To my surprise and displeasure, I discovered 2 of my staff had responded to a letter of complaint threatening legal action this week. I won’t knock them for showing initiative, but the response was aggressive, verbose and quoted endless contractual clauses. Life is often frustrating and boring enough for both sides of a disagreement to be ploughing through waffle and obfuscation.
There’s a simple formula for composing a letter, to authority. An authority can be anything that appears to be a profession, so something from HMRC (Her Majesty’s Revenue and Customs) or the DWP, (the Department for Work and Pensions), the police, or in this instance a person who will refer the letter to a solicitor.
Follow these steps:

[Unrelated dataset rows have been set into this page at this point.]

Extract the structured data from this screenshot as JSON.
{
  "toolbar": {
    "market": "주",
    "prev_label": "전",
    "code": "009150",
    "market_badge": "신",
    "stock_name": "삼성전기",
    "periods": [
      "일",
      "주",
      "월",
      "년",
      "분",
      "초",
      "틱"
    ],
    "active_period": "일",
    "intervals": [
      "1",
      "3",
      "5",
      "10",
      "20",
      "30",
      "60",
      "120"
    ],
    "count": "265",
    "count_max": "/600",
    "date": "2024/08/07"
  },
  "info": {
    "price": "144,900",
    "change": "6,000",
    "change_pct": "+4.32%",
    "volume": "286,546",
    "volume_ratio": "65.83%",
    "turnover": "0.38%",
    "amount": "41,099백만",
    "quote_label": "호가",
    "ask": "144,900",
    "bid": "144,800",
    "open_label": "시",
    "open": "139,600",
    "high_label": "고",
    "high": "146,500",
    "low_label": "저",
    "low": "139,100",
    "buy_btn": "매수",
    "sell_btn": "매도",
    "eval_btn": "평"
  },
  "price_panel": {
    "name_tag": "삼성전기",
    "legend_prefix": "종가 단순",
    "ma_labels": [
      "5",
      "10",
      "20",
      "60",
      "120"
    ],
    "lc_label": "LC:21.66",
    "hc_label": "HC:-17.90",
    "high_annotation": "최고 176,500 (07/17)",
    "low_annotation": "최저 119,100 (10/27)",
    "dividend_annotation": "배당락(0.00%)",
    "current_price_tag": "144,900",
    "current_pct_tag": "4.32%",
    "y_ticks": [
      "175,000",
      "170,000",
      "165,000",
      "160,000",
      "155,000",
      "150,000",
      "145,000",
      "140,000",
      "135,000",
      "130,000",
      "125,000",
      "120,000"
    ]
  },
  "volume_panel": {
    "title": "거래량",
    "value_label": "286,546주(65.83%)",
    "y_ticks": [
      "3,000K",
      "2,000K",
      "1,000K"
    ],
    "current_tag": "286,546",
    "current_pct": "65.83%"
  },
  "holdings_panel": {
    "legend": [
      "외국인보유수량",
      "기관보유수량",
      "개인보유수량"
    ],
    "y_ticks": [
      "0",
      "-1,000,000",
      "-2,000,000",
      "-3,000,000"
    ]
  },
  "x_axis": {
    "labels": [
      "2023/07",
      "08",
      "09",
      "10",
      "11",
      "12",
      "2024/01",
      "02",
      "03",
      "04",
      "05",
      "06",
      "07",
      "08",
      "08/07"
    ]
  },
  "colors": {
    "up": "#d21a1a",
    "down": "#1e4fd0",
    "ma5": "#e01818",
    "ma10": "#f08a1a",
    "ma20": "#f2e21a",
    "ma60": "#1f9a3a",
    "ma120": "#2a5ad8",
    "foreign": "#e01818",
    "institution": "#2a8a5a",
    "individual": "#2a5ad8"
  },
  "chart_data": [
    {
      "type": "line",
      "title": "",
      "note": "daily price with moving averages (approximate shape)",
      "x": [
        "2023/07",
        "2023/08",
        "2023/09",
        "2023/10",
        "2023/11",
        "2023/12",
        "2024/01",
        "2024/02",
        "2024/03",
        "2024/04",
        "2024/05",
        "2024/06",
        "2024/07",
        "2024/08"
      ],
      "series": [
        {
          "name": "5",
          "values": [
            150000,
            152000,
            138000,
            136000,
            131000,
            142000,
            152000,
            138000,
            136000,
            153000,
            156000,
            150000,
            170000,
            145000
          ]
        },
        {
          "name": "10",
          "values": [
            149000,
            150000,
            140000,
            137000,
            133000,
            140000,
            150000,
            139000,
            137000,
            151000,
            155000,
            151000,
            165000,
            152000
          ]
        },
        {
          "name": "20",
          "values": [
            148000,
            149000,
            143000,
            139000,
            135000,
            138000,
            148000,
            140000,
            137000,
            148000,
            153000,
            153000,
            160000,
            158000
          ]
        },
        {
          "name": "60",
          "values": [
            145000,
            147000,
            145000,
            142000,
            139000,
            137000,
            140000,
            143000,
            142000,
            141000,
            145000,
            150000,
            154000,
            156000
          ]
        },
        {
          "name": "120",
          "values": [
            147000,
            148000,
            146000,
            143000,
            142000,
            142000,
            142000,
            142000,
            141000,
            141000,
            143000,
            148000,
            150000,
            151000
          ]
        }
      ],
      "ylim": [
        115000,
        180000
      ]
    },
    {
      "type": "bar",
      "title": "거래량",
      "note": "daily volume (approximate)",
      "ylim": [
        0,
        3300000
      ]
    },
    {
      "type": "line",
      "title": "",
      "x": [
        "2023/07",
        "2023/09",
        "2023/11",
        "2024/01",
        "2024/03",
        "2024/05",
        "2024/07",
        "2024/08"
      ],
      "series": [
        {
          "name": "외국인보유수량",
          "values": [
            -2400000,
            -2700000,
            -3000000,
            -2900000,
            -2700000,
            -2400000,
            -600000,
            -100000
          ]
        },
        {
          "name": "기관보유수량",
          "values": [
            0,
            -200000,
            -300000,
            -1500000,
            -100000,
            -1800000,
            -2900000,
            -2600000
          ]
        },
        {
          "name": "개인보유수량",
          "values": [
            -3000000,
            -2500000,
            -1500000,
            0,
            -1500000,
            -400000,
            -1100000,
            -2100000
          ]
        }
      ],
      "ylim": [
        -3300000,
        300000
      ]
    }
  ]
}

- You bought something from us
- We explained the system
- You expected something outside of the agreement
- We don’t owe you any money
- There might be a solution
- Contact me for a chat so we can sort something out like sensible people
Then, you put into plain English the points above. The points can be amended slightly to fit almost every circumstance. Make one sentence, or at maximum a single paragraph, to make each point. Whilst writing it, try to imagine you are writing a script for a BBC newsreader.
It should be borne in mind, that even if you (or your company) is not at fault, making a token gesture will not only avoid the expense of management time in dealing with the behemoth of a court system, it will more often than not result in tremendous good feeling from the aggravated party, they’ll probably end extolling the virtues of your brand forever.
If the above doesn’t prompt a dialogue that results in an amicable agreement then the future response is usually along the lines of; “sorry you have decided to go legal…..”
Please note: This is advice from some bloke off the internet, take it for what it is. If the threat of legal action is because you’ve done something horrendous, get a lawyer.